• [What the task asks] Please write out each entry below exactly as it appears.

• [Data for this exercise]
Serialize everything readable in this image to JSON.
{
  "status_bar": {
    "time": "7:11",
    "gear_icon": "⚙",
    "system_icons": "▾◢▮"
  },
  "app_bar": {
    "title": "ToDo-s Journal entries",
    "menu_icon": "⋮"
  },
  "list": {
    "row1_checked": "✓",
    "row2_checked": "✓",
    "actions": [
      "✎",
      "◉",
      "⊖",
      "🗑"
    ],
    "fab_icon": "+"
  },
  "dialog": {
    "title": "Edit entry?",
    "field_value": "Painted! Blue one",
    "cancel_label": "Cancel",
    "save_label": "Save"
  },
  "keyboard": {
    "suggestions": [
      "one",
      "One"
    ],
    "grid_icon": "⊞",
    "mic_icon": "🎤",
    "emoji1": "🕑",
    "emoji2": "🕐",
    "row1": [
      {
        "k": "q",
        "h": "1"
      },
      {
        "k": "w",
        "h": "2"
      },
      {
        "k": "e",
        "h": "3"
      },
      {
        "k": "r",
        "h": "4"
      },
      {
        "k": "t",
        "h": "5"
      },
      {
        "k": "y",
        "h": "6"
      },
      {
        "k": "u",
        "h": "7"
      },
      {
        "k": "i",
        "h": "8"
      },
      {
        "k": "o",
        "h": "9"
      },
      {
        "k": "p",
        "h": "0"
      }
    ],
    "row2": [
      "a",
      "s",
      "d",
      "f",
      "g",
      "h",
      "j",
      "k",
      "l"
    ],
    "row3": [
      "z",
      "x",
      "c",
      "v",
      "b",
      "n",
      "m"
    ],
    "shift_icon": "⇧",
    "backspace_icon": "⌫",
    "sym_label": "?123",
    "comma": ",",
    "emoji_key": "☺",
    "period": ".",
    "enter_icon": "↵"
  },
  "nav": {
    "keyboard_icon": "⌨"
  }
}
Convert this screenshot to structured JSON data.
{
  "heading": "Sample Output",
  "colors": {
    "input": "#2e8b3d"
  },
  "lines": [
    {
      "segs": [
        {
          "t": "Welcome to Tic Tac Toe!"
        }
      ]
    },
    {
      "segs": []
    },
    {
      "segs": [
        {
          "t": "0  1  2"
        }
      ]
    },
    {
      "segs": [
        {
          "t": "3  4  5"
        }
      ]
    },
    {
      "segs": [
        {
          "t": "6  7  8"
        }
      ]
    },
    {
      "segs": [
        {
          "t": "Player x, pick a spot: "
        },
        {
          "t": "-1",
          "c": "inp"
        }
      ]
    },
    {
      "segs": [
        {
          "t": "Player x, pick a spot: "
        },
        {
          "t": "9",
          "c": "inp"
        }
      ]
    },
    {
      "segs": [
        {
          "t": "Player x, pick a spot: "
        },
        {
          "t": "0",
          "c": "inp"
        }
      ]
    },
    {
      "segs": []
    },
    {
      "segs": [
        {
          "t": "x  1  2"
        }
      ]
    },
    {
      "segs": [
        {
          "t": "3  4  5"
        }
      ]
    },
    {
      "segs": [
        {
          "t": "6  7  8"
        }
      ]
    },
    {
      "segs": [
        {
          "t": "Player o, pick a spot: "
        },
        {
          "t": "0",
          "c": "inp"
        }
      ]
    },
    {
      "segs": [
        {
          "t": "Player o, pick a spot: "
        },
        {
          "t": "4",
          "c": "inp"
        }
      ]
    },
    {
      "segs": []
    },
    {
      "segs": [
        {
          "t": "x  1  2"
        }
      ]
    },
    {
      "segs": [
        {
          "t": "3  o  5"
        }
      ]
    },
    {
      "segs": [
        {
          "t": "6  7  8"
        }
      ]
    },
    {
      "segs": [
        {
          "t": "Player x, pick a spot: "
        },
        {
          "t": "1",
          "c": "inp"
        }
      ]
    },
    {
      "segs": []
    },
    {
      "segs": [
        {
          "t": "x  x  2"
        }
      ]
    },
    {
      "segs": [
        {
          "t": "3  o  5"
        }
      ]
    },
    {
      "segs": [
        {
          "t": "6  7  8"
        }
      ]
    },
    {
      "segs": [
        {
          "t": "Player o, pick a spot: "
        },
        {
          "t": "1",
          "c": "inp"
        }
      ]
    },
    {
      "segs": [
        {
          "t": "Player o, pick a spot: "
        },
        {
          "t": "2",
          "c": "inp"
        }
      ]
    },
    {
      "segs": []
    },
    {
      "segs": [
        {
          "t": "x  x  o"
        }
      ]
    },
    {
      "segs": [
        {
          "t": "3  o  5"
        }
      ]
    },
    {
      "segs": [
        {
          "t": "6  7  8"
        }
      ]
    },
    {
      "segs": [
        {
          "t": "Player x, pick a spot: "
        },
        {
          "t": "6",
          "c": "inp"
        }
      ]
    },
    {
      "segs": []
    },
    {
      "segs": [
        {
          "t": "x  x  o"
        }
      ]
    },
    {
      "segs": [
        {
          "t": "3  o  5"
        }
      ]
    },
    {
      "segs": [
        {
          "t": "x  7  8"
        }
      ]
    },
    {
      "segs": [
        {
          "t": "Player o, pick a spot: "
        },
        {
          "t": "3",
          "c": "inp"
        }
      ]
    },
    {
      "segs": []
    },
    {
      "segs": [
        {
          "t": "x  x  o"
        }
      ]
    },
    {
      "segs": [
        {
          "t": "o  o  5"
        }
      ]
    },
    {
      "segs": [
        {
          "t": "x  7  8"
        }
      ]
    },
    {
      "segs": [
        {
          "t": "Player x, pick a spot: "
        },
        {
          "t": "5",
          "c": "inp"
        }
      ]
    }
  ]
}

• [Task result]
Serialize everything readable in this image to JSON.
{
  "status_bar": {
    "time": "7:11",
    "gear_icon": "⚙",
    "system_icons": "▾◢▮"
  },
  "app_bar": {
    "title": "ToDo-s Journal entries",
    "menu_icon": "⋮"
  },
  "list": {
    "row1_checked": "✓",
    "row2_checked": "✓",
    "actions": [
      "✎",
      "◉",
      "⊖",
      "🗑"
    ],
    "fab_icon": "+"
  },
  "dialog": {
    "title": "Edit entry?",
    "field_value": "Painted! Blue one",
    "cancel_label": "Cancel",
    "save_label": "Save"
  },
  "keyboard": {
    "suggestions": [
      "one",
      "One"
    ],
    "grid_icon": "⊞",
    "mic_icon": "🎤",
    "emoji1": "🕑",
    "emoji2": "🕐",
    "row1": [
      {
        "k": "q",
        "h": "1"
      },
      {
        "k": "w",
        "h": "2"
      },
      {
        "k": "e",
        "h": "3"
      },
      {
        "k": "r",
        "h": "4"
      },
      {
        "k": "t",
        "h": "5"
      },
      {
        "k": "y",
        "h": "6"
      },
      {
        "k": "u",
        "h": "7"
      },
      {
        "k": "i",
        "h": "8"
      },
      {
        "k": "o",
        "h": "9"
      },
      {
        "k": "p",
        "h": "0"
      }
    ],
    "row2": [
      "a",
      "s",
      "d",
      "f",
      "g",
      "h",
      "j",
      "k",
      "l"
    ],
    "row3": [
      "z",
      "x",
      "c",
      "v",
      "b",
      "n",
      "m"
    ],
    "shift_icon": "⇧",
    "backspace_icon": "⌫",
    "sym_label": "?123",
    "comma": ",",
    "emoji_key": "☺",
    "period": ".",
    "enter_icon": "↵"
  },
  "nav": {
    "keyboard_icon": "⌨"
  }
}
Convert this screenshot to structured JSON data.
{
  "heading": "Sample Output",
  "colors": {
    "input": "#2e8b3d"
  },
  "lines": [
    {
      "segs": [
        {
          "t": "Welcome to Tic Tac Toe!"
        }
      ]
    },
    {
      "segs": []
    },
    {
      "segs": [
        {
          "t": "0  1  2"
        }
      ]
    },
    {
      "segs": [
        {
          "t": "3  4  5"
        }
      ]
    },
    {
      "segs": [
        {
          "t": "6  7  8"
        }
      ]
    },
    {
      "segs": [
        {
          "t": "Player x, pick a spot: "
        },
        {
          "t": "-1",
          "c": "inp"
        }
      ]
    },
    {
      "segs": [
        {
          "t": "Player x, pick a spot: "
        },
        {
          "t": "9",
          "c": "inp"
        }
      ]
    },
    {
      "segs": [
        {
          "t": "Player x, pick a spot: "
        },
        {
          "t": "0",
          "c": "inp"
        }
      ]
    },
    {
      "segs": []
    },
    {
      "segs": [
        {
          "t": "x  1  2"
        }
      ]
    },
    {
      "segs": [
        {
          "t": "3  4  5"
        }
      ]
    },
    {
      "segs": [
        {
          "t": "6  7  8"
        }
      ]
    },
    {
      "segs": [
        {
          "t": "Player o, pick a spot: "
        },
        {
          "t": "0",
          "c": "inp"
        }
      ]
    },
    {
      "segs": [
        {
          "t": "Player o, pick a spot: "
        },
        {
          "t": "4",
          "c": "inp"
        }
      ]
    },
    {
      "segs": []
    },
    {
      "segs": [
        {
          "t": "x  1  2"
        }
      ]
    },
    {
      "segs": [
        {
          "t": "3  o  5"
        }
      ]
    },
    {
      "segs": [
        {
          "t": "6  7  8"
        }
      ]
    },
    {
      "segs": [
        {
          "t": "Player x, pick a spot: "
        },
        {
          "t": "1",
          "c": "inp"
        }
      ]
    },
    {
      "segs": []
    },
    {
      "segs": [
        {
          "t": "x  x  2"
        }
      ]
    },
    {
      "segs": [
        {
          "t": "3  o  5"
        }
      ]
    },
    {
      "segs": [
        {
          "t": "6  7  8"
        }
      ]
    },
    {
      "segs": [
        {
          "t": "Player o, pick a spot: "
        },
        {
          "t": "1",
          "c": "inp"
        }
      ]
    },
    {
      "segs": [
        {
          "t": "Player o, pick a spot: "
        },
        {
          "t": "2",
          "c": "inp"
        }
      ]
    },
    {
      "segs": []
    },
    {
      "segs": [
        {
          "t": "x  x  o"
        }
      ]
    },
    {
      "segs": [
        {
          "t": "3  o  5"
        }
      ]
    },
    {
      "segs": [
        {
          "t": "6  7  8"
        }
      ]
    },
    {
      "segs": [
        {
          "t": "Player x, pick a spot: "
        },
        {
          "t": "6",
          "c": "inp"
        }
      ]
    },
    {
      "segs": []
    },
    {
      "segs": [
        {
          "t": "x  x  o"
        }
      ]
    },
    {
      "segs": [
        {
          "t": "3  o  5"
        }
      ]
    },
    {
      "segs": [
        {
          "t": "x  7  8"
        }
      ]
    },
    {
      "segs": [
        {
          "t": "Player o, pick a spot: "
        },
        {
          "t": "3",
          "c": "inp"
        }
      ]
    },
    {
      "segs": []
    },
    {
      "segs": [
        {
          "t": "x  x  o"
        }
      ]
    },
    {
      "segs": [
        {
          "t": "o  o  5"
        }
      ]
    },
    {
      "segs": [
        {
          "t": "x  7  8"
        }
      ]
    },
    {
      "segs": [
        {
          "t": "Player x, pick a spot: "
        },
        {
          "t": "5",
          "c": "inp"
        }
      ]
    }
  ]
}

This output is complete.